- transitional water, such as estuaries and water in the vicinity of river mouths
- underground strata such as wells, boreholes and springs
You may also need authorisation from the NIEA if you own, operate, maintain or plan an impoundment, such as a reservoir, which is used to store water.
Apply for an abstraction authorisation
Abstracting less than 10 cubic metres (m³) of water a day with minimal risk to the environment is called a permitted controlled activity (PCA). You don't need to contact the NIEA, but you must:
- be able to demonstrate the volume of water you abstract
- minimise water leaks
- prevent any contamination or pollution
If you take between 10m³ and 20m³ a day, you must notify NIEA and comply with PCA conditions.
If you abstract more than 20m³ you need an abstraction licence from NIEA. You will need a:
- simple licence if you abstract between 20m³ and 100m³ of water per day
- complex licence if you abstract more than 100m³ of water per day
Both licences may be subject to conditions such as the maximum rate at which you can abstract water and the maximum volume you can take in any day.
Apply for an impoundment authorisation
You can impound water without contacting the NIEA as long as your impoundment:
- does not control the water level upstream
- is not associated with an abstraction of water
- does not create a difference in height of more than one metre between the upstream and downstream water surfaces
You will need an impoundment licence from the NIEA to impound water in all other circumstances.

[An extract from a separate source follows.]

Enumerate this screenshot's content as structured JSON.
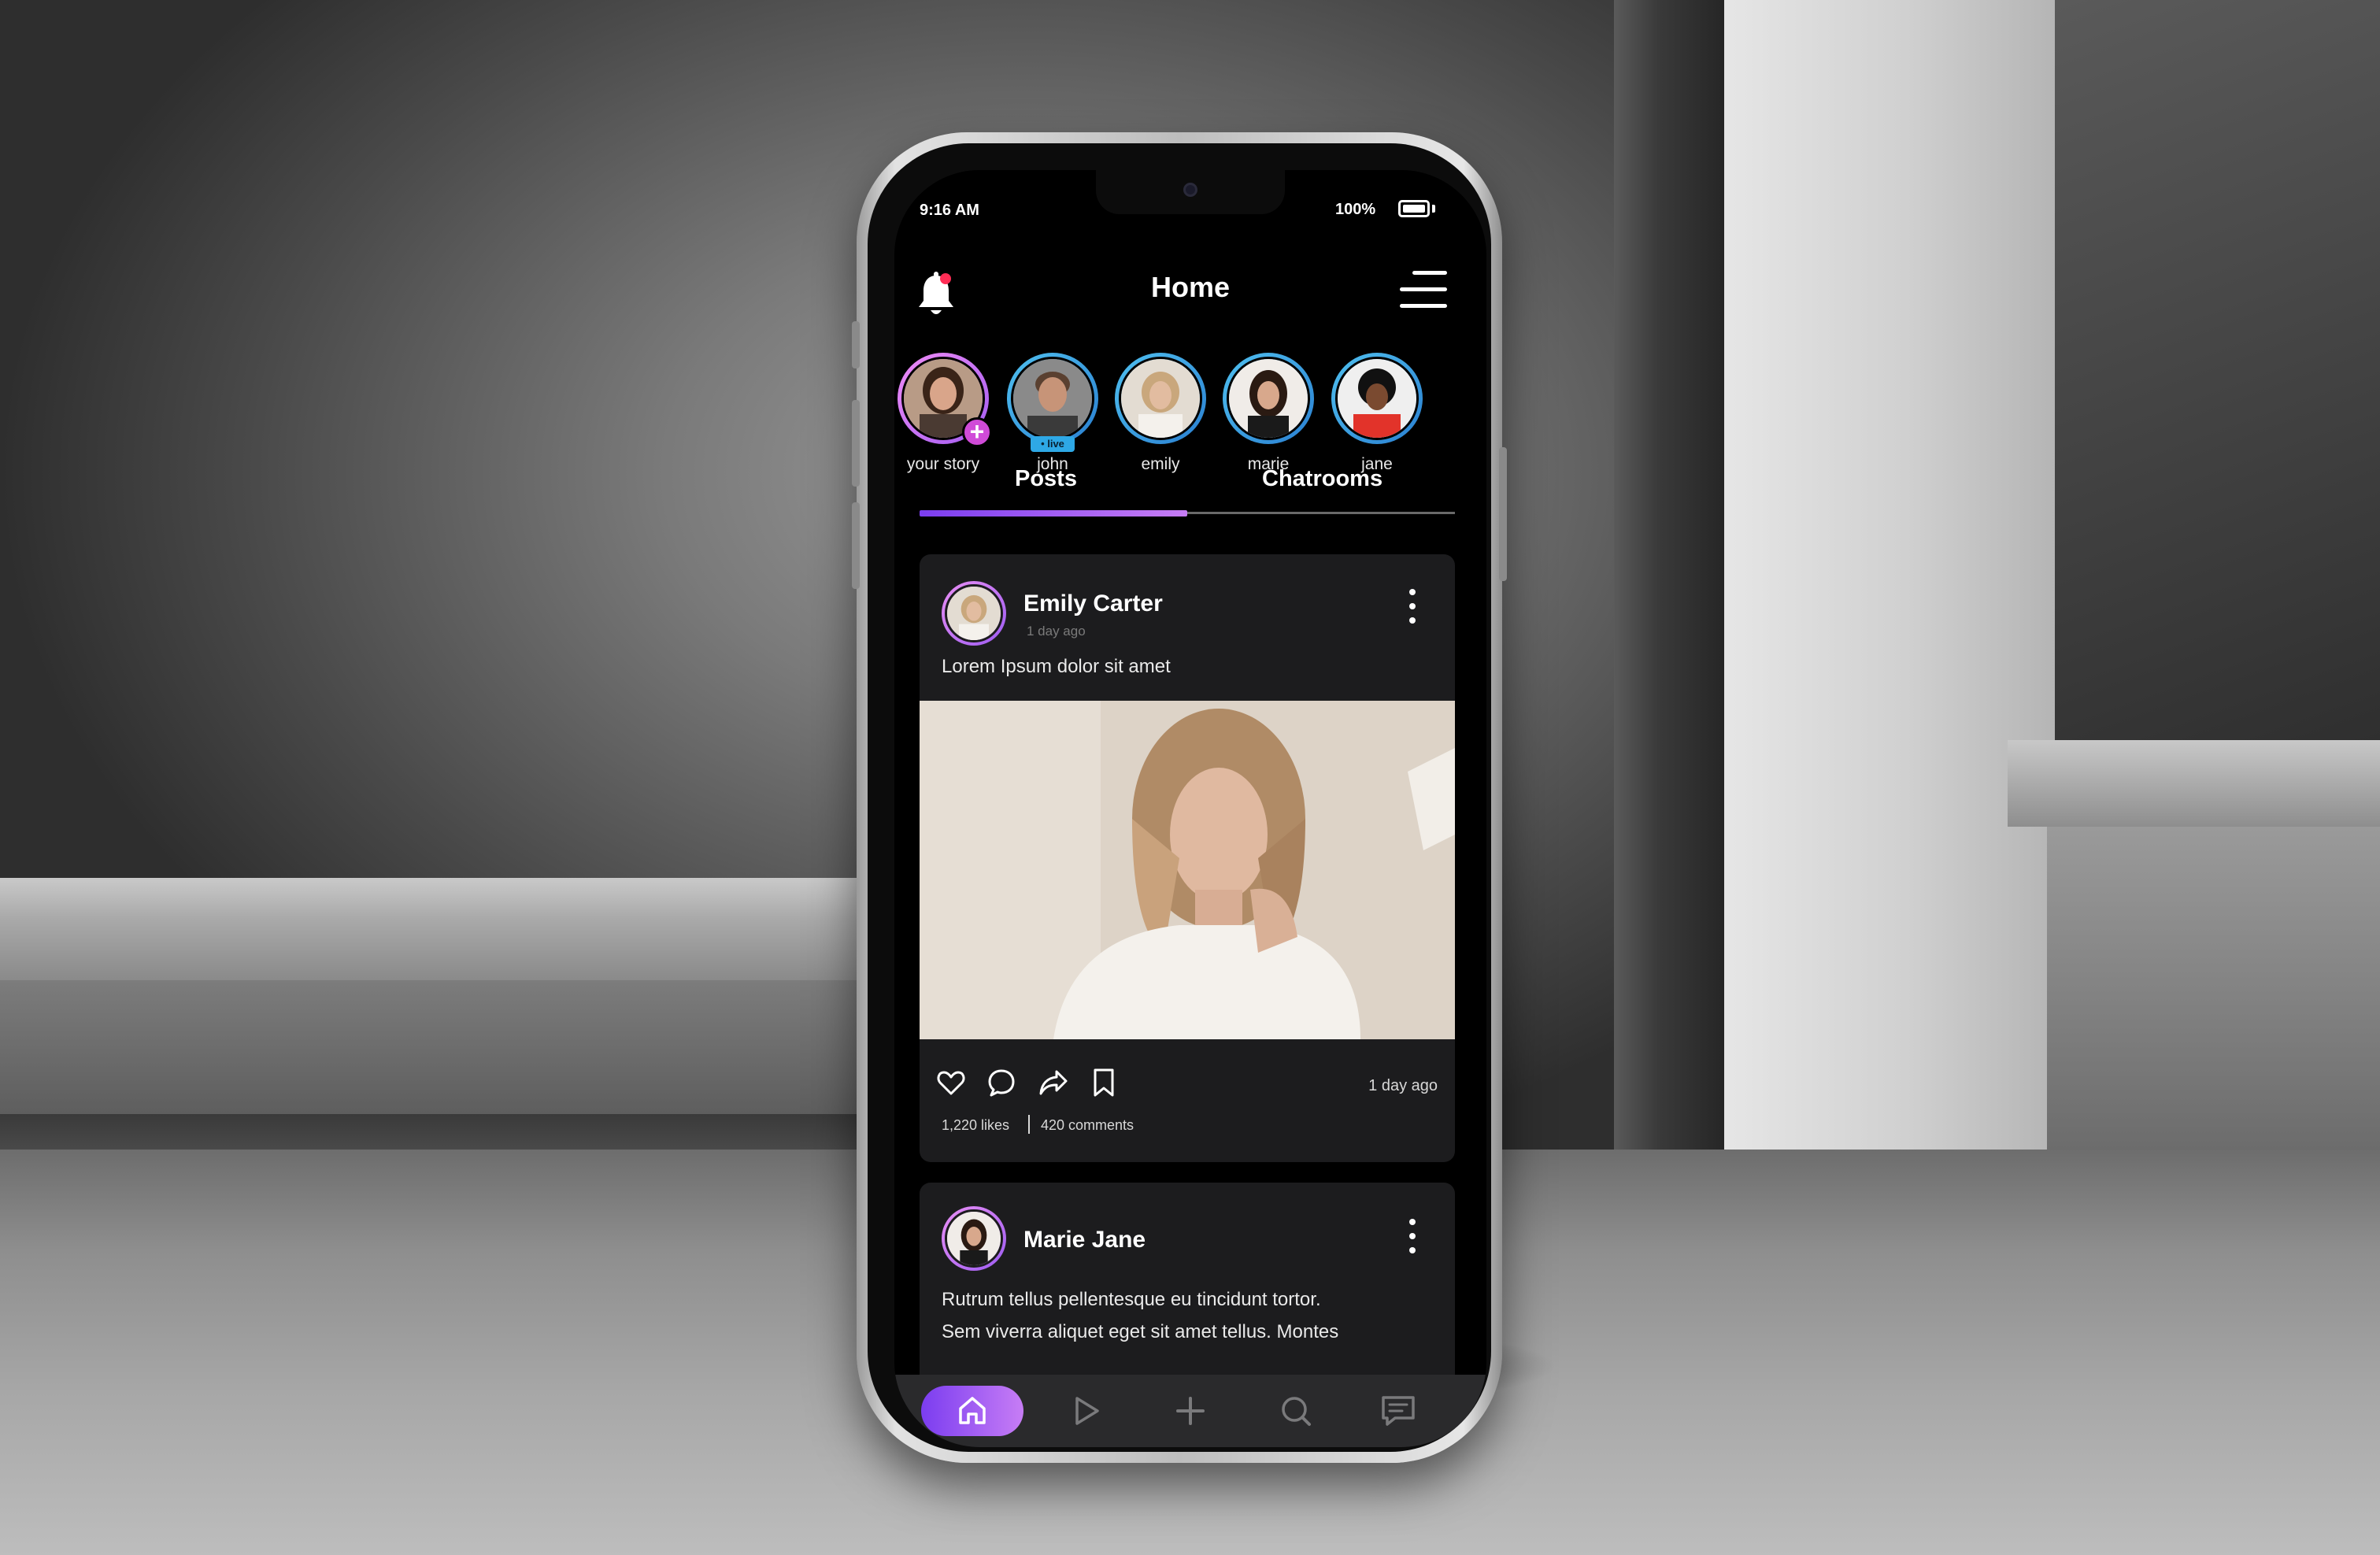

NIEA can review, modify or remove a licence if the licence holder requests it, or to prevent significant or serious damage to the environment. You may also need to submit an environmental statement to NIEA before starting projects that use more than 200m³ of water per day, for example agricultural spray irrigation.